### Excerpted records
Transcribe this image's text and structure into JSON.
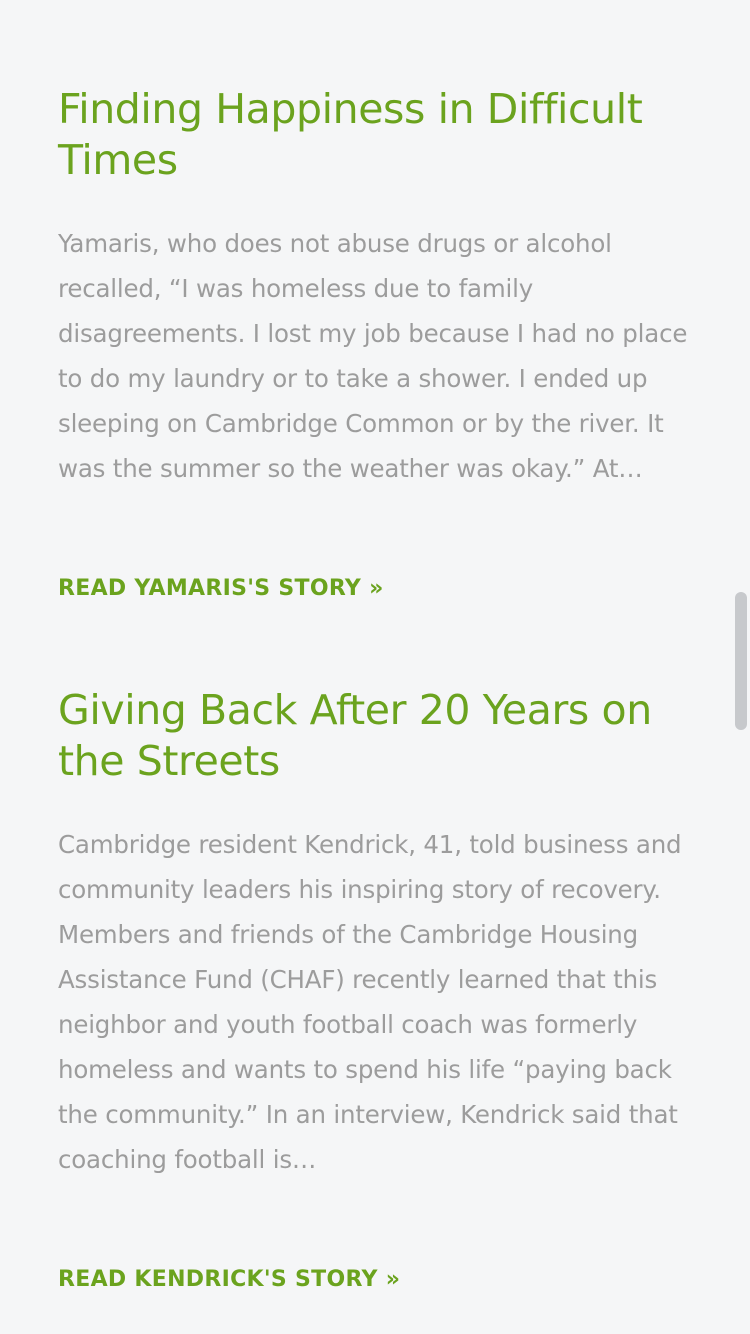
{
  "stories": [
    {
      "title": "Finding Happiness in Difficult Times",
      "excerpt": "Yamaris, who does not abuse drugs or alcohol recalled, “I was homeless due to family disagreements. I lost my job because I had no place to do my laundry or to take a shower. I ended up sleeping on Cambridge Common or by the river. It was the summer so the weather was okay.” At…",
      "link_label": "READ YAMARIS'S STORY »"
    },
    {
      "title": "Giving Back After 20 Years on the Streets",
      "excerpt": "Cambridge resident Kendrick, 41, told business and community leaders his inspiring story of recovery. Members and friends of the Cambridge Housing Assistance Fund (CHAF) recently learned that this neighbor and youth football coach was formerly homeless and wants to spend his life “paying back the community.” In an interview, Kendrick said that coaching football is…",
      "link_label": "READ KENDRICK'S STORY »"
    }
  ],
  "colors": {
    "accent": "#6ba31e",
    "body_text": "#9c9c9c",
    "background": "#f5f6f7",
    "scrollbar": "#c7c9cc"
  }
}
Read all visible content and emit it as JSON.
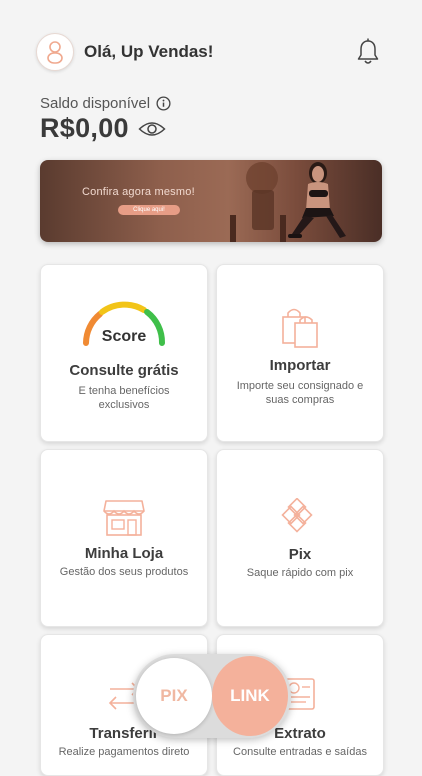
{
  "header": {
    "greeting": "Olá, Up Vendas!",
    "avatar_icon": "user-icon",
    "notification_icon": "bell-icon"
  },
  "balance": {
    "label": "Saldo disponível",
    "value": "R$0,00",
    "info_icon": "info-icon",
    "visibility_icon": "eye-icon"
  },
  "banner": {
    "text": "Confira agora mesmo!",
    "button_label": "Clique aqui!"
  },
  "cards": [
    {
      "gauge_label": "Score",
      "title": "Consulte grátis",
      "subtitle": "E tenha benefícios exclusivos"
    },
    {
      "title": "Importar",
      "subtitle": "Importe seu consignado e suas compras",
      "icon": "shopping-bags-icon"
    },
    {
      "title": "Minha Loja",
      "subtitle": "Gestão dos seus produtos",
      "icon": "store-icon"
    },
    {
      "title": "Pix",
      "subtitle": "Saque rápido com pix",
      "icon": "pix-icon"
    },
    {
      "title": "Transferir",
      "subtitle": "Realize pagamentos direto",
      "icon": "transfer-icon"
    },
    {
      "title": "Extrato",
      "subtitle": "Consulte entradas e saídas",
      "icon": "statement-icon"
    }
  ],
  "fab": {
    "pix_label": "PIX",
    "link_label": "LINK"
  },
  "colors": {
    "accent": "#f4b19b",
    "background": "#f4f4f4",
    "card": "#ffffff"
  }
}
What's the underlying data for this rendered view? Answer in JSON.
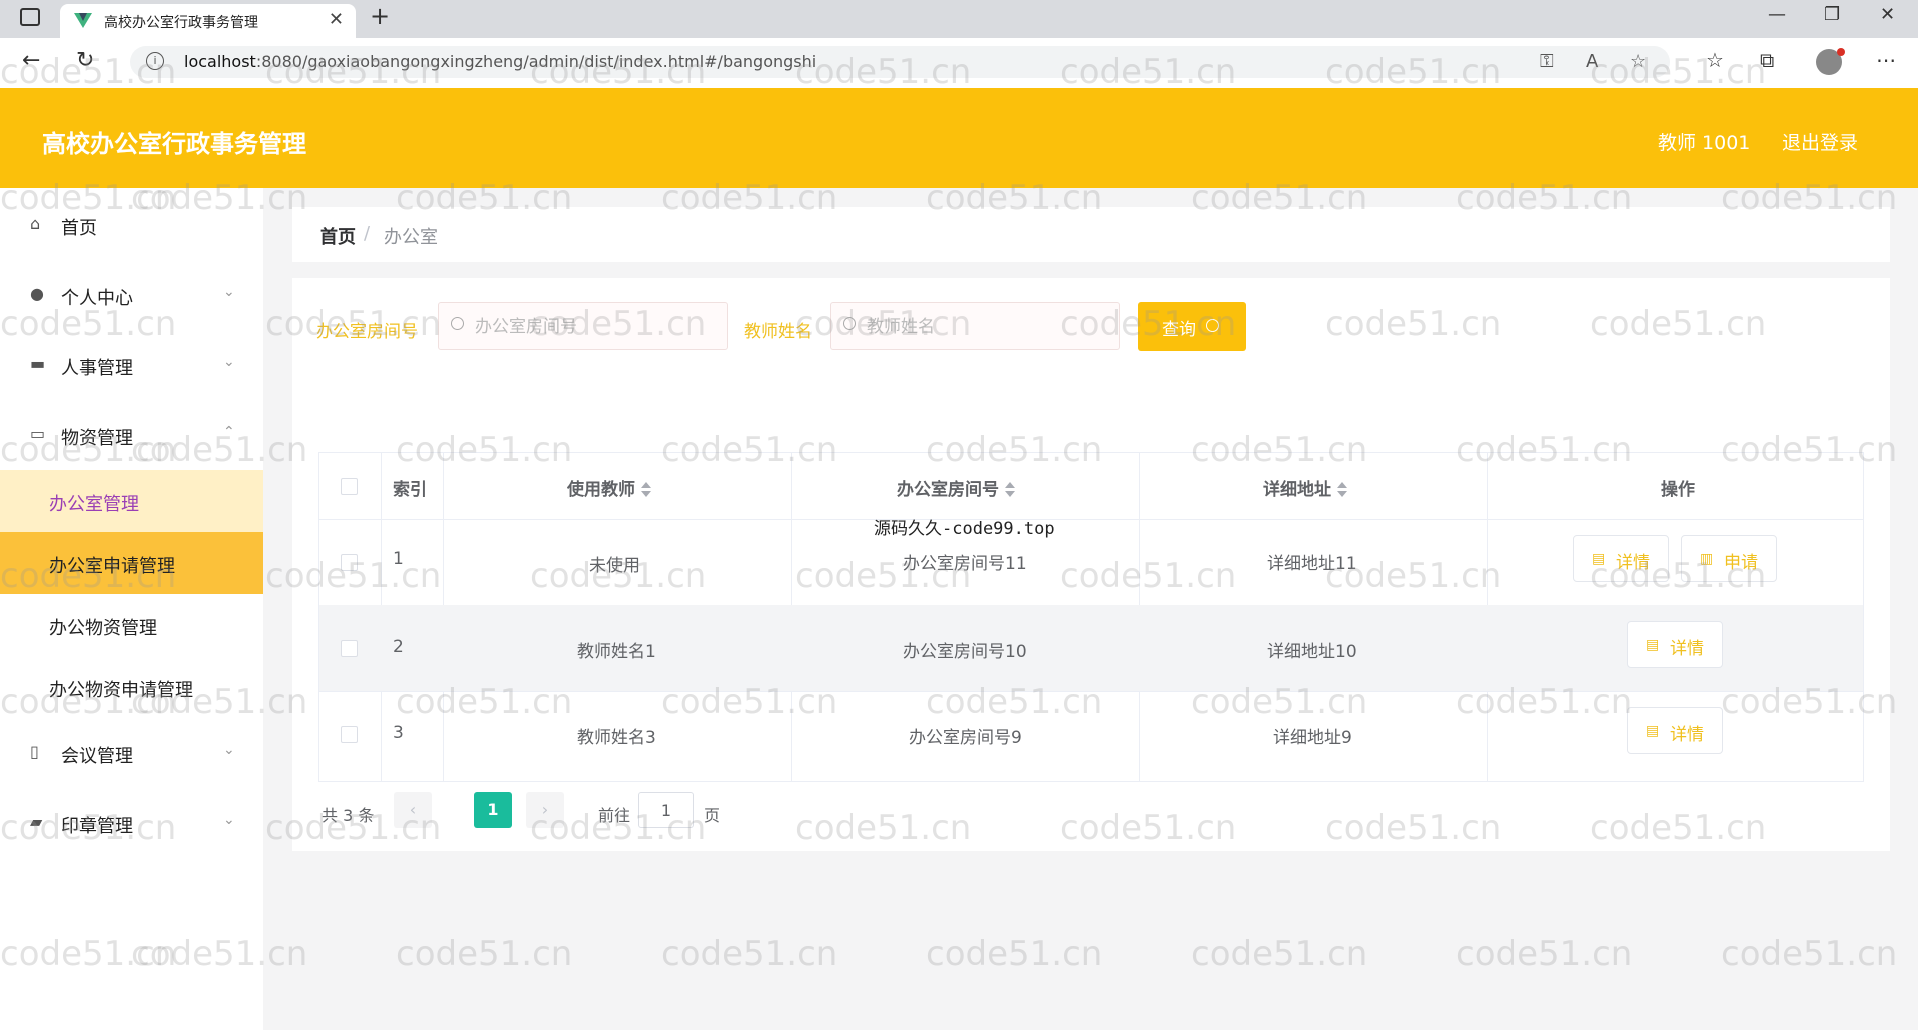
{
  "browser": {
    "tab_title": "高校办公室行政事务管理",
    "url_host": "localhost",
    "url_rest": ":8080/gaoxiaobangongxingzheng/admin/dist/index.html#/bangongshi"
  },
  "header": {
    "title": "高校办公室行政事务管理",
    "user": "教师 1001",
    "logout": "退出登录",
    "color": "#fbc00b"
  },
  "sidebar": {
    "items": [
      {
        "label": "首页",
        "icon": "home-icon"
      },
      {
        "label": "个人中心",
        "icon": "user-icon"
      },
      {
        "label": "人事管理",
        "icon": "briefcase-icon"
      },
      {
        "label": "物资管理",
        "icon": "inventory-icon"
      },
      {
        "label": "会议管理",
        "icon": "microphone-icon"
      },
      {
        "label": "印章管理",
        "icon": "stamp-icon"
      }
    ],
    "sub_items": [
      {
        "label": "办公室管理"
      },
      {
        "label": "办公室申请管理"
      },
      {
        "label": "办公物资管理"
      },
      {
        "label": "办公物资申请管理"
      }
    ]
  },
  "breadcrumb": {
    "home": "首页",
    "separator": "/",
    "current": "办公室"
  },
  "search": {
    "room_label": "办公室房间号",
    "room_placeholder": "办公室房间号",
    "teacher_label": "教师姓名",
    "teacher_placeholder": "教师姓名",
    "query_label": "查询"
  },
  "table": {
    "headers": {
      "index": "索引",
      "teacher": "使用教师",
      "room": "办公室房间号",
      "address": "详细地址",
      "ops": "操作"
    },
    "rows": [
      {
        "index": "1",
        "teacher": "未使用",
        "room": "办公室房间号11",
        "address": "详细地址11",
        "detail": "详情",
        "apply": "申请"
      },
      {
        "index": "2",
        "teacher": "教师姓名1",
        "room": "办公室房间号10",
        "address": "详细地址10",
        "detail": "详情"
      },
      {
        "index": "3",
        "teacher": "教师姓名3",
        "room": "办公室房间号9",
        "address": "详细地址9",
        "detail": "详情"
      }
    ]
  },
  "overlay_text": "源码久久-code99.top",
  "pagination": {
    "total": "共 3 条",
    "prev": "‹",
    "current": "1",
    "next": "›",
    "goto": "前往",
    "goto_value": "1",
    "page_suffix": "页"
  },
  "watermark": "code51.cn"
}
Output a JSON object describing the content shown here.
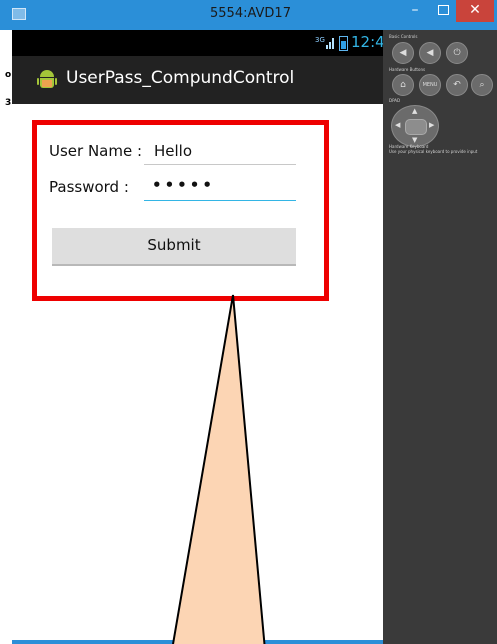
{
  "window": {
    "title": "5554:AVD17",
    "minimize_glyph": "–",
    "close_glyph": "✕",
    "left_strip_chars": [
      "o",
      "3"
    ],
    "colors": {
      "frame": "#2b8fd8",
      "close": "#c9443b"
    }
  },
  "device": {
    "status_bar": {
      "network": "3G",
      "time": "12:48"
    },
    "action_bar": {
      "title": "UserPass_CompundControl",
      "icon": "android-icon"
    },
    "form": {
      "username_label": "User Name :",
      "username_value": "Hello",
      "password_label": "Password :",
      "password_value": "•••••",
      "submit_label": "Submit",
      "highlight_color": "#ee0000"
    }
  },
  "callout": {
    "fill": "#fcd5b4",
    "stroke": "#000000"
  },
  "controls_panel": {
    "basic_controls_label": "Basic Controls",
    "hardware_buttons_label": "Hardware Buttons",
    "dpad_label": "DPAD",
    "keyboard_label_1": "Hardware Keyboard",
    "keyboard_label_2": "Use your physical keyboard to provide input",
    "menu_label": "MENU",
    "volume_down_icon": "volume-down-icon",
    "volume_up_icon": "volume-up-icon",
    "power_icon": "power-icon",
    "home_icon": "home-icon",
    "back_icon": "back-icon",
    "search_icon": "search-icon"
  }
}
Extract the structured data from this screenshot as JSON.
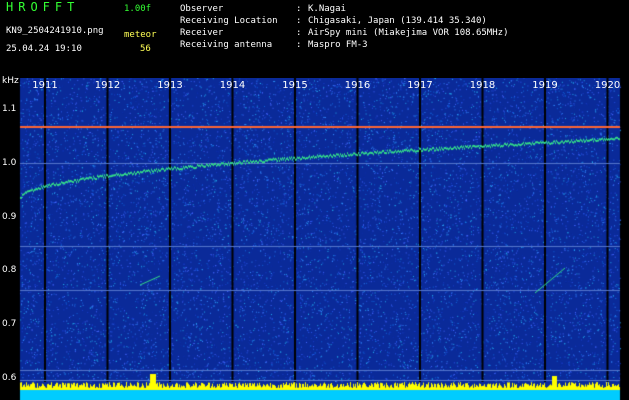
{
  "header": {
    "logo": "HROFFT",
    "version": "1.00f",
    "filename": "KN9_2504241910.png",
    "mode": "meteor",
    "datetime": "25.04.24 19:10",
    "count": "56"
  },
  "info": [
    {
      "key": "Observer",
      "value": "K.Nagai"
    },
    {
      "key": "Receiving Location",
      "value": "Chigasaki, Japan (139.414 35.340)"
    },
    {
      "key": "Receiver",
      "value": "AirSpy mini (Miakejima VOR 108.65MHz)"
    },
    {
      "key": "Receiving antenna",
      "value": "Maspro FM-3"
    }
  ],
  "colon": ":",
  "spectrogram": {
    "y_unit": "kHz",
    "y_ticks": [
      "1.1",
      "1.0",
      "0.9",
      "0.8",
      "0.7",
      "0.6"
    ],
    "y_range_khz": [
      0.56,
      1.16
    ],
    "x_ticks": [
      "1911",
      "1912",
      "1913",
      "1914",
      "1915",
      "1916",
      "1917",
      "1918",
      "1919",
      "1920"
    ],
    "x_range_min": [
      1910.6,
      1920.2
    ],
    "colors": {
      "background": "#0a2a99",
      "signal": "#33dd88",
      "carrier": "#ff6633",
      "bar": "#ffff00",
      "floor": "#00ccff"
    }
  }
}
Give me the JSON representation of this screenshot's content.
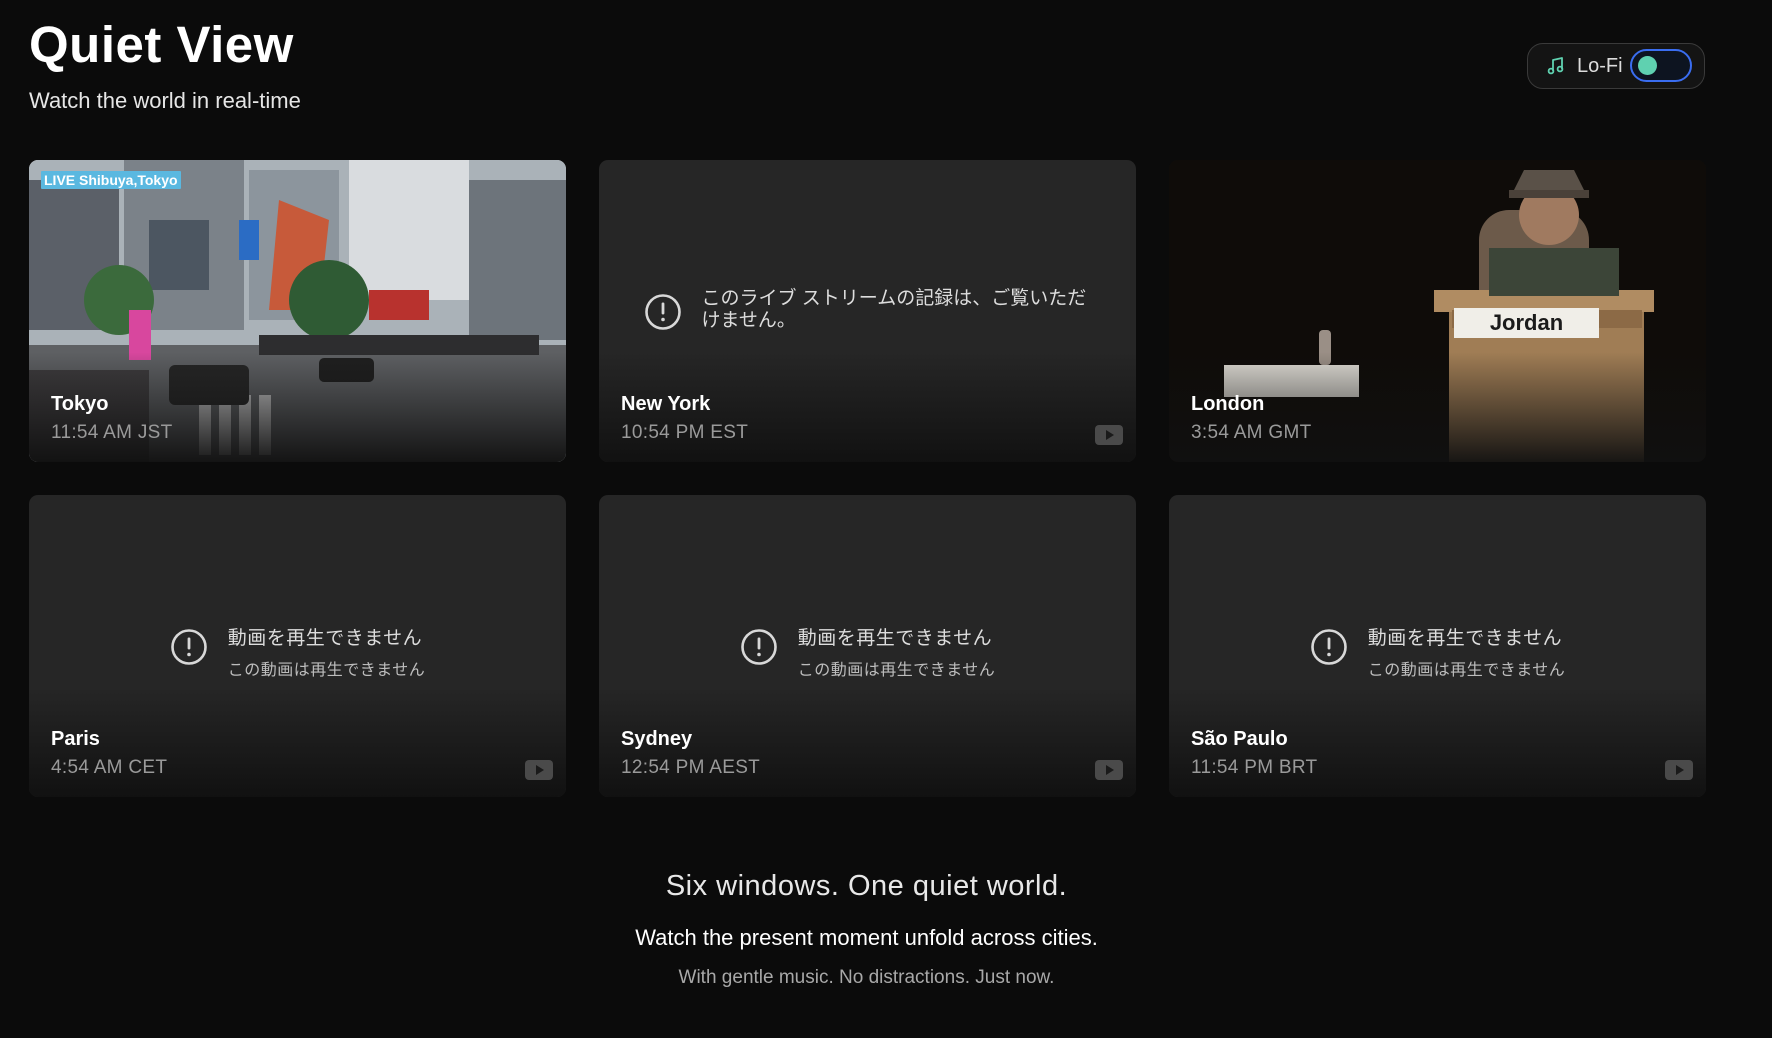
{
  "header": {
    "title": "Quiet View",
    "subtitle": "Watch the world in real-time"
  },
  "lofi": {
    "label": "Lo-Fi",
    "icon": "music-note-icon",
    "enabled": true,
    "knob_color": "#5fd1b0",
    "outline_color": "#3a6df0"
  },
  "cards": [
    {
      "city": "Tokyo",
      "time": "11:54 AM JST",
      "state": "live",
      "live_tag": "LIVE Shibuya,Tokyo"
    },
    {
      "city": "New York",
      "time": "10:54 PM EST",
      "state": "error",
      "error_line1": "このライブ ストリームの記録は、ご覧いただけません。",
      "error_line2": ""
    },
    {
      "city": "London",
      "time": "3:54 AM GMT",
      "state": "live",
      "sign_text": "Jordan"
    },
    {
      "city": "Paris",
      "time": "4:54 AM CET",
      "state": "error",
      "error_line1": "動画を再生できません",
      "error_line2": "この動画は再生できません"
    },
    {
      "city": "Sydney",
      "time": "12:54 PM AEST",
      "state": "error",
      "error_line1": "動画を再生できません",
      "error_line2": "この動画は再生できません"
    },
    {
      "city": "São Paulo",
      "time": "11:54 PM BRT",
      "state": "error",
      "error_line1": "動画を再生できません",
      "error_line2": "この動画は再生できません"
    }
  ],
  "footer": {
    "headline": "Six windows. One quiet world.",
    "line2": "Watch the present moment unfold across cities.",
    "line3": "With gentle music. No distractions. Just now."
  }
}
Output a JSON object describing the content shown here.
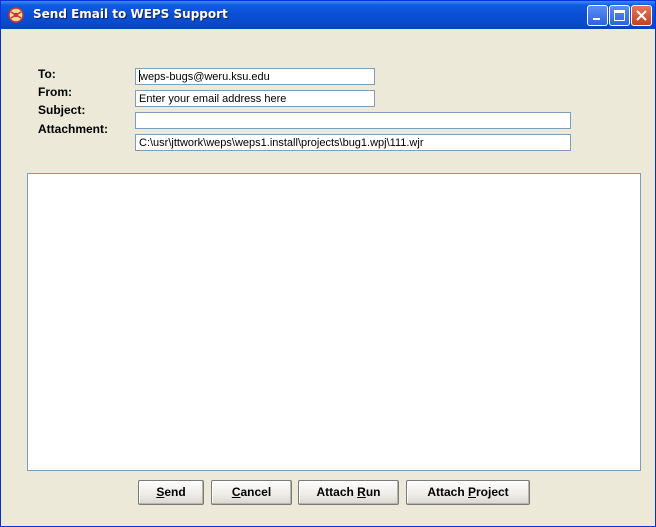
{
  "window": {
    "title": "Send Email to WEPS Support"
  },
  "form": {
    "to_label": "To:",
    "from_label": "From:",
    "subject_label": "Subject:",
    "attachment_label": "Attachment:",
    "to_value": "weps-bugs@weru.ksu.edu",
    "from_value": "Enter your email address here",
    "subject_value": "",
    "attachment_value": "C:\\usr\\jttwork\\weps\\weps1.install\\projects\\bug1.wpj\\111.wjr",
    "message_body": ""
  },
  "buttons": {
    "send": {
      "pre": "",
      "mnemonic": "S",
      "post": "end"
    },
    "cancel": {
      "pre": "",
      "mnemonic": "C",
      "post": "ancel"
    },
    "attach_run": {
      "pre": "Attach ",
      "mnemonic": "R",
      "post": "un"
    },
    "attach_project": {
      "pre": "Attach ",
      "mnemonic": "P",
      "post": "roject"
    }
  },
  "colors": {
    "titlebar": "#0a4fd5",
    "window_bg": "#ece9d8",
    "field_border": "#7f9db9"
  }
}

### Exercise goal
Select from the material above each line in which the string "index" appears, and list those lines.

### Expected output
    "url_rest": ":8080/gaoxiaobangongxingzheng/admin/dist/index.html#/bangongshi"
      "index": "索引",
        "index": "1",
        "index": "2",
        "index": "3",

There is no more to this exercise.